** Data for analysis **
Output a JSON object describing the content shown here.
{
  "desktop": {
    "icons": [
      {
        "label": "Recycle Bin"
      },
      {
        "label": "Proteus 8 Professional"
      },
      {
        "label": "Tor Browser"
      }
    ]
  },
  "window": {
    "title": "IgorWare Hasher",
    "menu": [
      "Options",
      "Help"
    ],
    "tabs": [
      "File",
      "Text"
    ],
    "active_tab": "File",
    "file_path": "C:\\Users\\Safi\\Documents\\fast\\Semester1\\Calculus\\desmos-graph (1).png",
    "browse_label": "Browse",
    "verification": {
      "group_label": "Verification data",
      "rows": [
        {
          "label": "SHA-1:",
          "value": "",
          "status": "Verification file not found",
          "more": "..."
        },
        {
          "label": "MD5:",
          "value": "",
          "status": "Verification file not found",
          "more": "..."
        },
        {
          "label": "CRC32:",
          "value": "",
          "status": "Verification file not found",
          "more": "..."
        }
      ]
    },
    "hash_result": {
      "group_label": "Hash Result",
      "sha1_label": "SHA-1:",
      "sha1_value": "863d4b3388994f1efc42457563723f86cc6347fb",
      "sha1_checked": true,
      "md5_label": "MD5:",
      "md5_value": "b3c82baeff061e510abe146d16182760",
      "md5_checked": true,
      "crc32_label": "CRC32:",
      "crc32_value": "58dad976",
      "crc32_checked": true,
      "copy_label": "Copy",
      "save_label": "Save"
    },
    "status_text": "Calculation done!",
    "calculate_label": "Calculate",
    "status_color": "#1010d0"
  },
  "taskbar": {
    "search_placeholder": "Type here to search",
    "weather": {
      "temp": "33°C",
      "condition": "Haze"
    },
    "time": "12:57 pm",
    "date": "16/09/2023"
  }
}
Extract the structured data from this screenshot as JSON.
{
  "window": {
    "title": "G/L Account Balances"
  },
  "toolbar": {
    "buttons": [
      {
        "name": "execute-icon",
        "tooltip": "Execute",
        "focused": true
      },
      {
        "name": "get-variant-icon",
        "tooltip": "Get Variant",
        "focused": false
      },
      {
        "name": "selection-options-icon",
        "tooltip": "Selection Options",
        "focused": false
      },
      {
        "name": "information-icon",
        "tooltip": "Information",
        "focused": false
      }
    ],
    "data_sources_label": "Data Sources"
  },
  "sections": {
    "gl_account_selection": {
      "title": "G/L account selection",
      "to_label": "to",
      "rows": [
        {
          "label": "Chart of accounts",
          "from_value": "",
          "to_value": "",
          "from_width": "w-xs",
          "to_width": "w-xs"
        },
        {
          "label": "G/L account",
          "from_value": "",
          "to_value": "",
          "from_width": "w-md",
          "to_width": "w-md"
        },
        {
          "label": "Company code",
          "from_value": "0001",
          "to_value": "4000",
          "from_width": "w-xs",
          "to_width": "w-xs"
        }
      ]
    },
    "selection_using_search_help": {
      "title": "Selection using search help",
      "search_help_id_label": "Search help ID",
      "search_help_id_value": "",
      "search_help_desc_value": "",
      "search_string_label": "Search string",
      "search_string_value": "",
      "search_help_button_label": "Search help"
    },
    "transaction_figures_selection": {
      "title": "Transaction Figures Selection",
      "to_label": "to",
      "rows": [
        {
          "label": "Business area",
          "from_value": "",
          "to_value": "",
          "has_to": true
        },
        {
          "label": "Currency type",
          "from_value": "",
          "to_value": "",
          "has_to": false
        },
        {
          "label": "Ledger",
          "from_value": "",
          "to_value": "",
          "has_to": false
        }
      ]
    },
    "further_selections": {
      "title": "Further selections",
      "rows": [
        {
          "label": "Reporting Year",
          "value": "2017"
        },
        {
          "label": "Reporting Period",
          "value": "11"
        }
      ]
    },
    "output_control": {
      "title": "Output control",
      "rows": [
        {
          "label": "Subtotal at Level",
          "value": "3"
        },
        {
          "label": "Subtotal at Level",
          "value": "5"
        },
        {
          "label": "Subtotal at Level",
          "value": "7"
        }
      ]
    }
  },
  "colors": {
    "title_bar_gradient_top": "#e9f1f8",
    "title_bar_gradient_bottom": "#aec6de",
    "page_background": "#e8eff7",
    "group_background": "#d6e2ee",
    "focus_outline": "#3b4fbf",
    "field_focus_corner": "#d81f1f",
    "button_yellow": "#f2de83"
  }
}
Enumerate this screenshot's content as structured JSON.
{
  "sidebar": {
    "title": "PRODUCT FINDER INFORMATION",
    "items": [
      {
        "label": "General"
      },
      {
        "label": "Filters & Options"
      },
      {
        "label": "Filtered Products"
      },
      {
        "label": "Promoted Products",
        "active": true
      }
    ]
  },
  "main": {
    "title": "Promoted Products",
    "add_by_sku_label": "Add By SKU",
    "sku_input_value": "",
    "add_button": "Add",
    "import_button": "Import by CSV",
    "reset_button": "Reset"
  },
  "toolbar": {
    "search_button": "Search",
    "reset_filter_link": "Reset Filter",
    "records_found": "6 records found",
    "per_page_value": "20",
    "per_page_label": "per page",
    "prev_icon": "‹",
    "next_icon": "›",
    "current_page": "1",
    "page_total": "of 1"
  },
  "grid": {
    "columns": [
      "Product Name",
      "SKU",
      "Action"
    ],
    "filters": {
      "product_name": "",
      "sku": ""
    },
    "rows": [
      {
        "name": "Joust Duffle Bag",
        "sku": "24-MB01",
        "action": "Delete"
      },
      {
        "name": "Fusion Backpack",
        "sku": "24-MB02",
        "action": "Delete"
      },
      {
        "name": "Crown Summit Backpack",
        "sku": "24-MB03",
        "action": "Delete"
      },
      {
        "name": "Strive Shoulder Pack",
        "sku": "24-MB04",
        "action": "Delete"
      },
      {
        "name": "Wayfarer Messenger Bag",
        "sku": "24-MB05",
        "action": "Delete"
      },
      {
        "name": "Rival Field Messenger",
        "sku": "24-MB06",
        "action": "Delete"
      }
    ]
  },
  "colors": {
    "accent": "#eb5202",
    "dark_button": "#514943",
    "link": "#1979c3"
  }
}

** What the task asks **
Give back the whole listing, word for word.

** Result **
Output a JSON object describing the content shown here.
{
  "desktop": {
    "icons": [
      {
        "label": "Recycle Bin"
      },
      {
        "label": "Proteus 8 Professional"
      },
      {
        "label": "Tor Browser"
      }
    ]
  },
  "window": {
    "title": "IgorWare Hasher",
    "menu": [
      "Options",
      "Help"
    ],
    "tabs": [
      "File",
      "Text"
    ],
    "active_tab": "File",
    "file_path": "C:\\Users\\Safi\\Documents\\fast\\Semester1\\Calculus\\desmos-graph (1).png",
    "browse_label": "Browse",
    "verification": {
      "group_label": "Verification data",
      "rows": [
        {
          "label": "SHA-1:",
          "value": "",
          "status": "Verification file not found",
          "more": "..."
        },
        {
          "label": "MD5:",
          "value": "",
          "status": "Verification file not found",
          "more": "..."
        },
        {
          "label": "CRC32:",
          "value": "",
          "status": "Verification file not found",
          "more": "..."
        }
      ]
    },
    "hash_result": {
      "group_label": "Hash Result",
      "sha1_label": "SHA-1:",
      "sha1_value": "863d4b3388994f1efc42457563723f86cc6347fb",
      "sha1_checked": true,
      "md5_label": "MD5:",
      "md5_value": "b3c82baeff061e510abe146d16182760",
      "md5_checked": true,
      "crc32_label": "CRC32:",
      "crc32_value": "58dad976",
      "crc32_checked": true,
      "copy_label": "Copy",
      "save_label": "Save"
    },
    "status_text": "Calculation done!",
    "calculate_label": "Calculate",
    "status_color": "#1010d0"
  },
  "taskbar": {
    "search_placeholder": "Type here to search",
    "weather": {
      "temp": "33°C",
      "condition": "Haze"
    },
    "time": "12:57 pm",
    "date": "16/09/2023"
  }
}
Extract the structured data from this screenshot as JSON.
{
  "window": {
    "title": "G/L Account Balances"
  },
  "toolbar": {
    "buttons": [
      {
        "name": "execute-icon",
        "tooltip": "Execute",
        "focused": true
      },
      {
        "name": "get-variant-icon",
        "tooltip": "Get Variant",
        "focused": false
      },
      {
        "name": "selection-options-icon",
        "tooltip": "Selection Options",
        "focused": false
      },
      {
        "name": "information-icon",
        "tooltip": "Information",
        "focused": false
      }
    ],
    "data_sources_label": "Data Sources"
  },
  "sections": {
    "gl_account_selection": {
      "title": "G/L account selection",
      "to_label": "to",
      "rows": [
        {
          "label": "Chart of accounts",
          "from_value": "",
          "to_value": "",
          "from_width": "w-xs",
          "to_width": "w-xs"
        },
        {
          "label": "G/L account",
          "from_value": "",
          "to_value": "",
          "from_width": "w-md",
          "to_width": "w-md"
        },
        {
          "label": "Company code",
          "from_value": "0001",
          "to_value": "4000",
          "from_width": "w-xs",
          "to_width": "w-xs"
        }
      ]
    },
    "selection_using_search_help": {
      "title": "Selection using search help",
      "search_help_id_label": "Search help ID",
      "search_help_id_value": "",
      "search_help_desc_value": "",
      "search_string_label": "Search string",
      "search_string_value": "",
      "search_help_button_label": "Search help"
    },
    "transaction_figures_selection": {
      "title": "Transaction Figures Selection",
      "to_label": "to",
      "rows": [
        {
          "label": "Business area",
          "from_value": "",
          "to_value": "",
          "has_to": true
        },
        {
          "label": "Currency type",
          "from_value": "",
          "to_value": "",
          "has_to": false
        },
        {
          "label": "Ledger",
          "from_value": "",
          "to_value": "",
          "has_to": false
        }
      ]
    },
    "further_selections": {
      "title": "Further selections",
      "rows": [
        {
          "label": "Reporting Year",
          "value": "2017"
        },
        {
          "label": "Reporting Period",
          "value": "11"
        }
      ]
    },
    "output_control": {
      "title": "Output control",
      "rows": [
        {
          "label": "Subtotal at Level",
          "value": "3"
        },
        {
          "label": "Subtotal at Level",
          "value": "5"
        },
        {
          "label": "Subtotal at Level",
          "value": "7"
        }
      ]
    }
  },
  "colors": {
    "title_bar_gradient_top": "#e9f1f8",
    "title_bar_gradient_bottom": "#aec6de",
    "page_background": "#e8eff7",
    "group_background": "#d6e2ee",
    "focus_outline": "#3b4fbf",
    "field_focus_corner": "#d81f1f",
    "button_yellow": "#f2de83"
  }
}
Enumerate this screenshot's content as structured JSON.
{
  "sidebar": {
    "title": "PRODUCT FINDER INFORMATION",
    "items": [
      {
        "label": "General"
      },
      {
        "label": "Filters & Options"
      },
      {
        "label": "Filtered Products"
      },
      {
        "label": "Promoted Products",
        "active": true
      }
    ]
  },
  "main": {
    "title": "Promoted Products",
    "add_by_sku_label": "Add By SKU",
    "sku_input_value": "",
    "add_button": "Add",
    "import_button": "Import by CSV",
    "reset_button": "Reset"
  },
  "toolbar": {
    "search_button": "Search",
    "reset_filter_link": "Reset Filter",
    "records_found": "6 records found",
    "per_page_value": "20",
    "per_page_label": "per page",
    "prev_icon": "‹",
    "next_icon": "›",
    "current_page": "1",
    "page_total": "of 1"
  },
  "grid": {
    "columns": [
      "Product Name",
      "SKU",
      "Action"
    ],
    "filters": {
      "product_name": "",
      "sku": ""
    },
    "rows": [
      {
        "name": "Joust Duffle Bag",
        "sku": "24-MB01",
        "action": "Delete"
      },
      {
        "name": "Fusion Backpack",
        "sku": "24-MB02",
        "action": "Delete"
      },
      {
        "name": "Crown Summit Backpack",
        "sku": "24-MB03",
        "action": "Delete"
      },
      {
        "name": "Strive Shoulder Pack",
        "sku": "24-MB04",
        "action": "Delete"
      },
      {
        "name": "Wayfarer Messenger Bag",
        "sku": "24-MB05",
        "action": "Delete"
      },
      {
        "name": "Rival Field Messenger",
        "sku": "24-MB06",
        "action": "Delete"
      }
    ]
  },
  "colors": {
    "accent": "#eb5202",
    "dark_button": "#514943",
    "link": "#1979c3"
  }
}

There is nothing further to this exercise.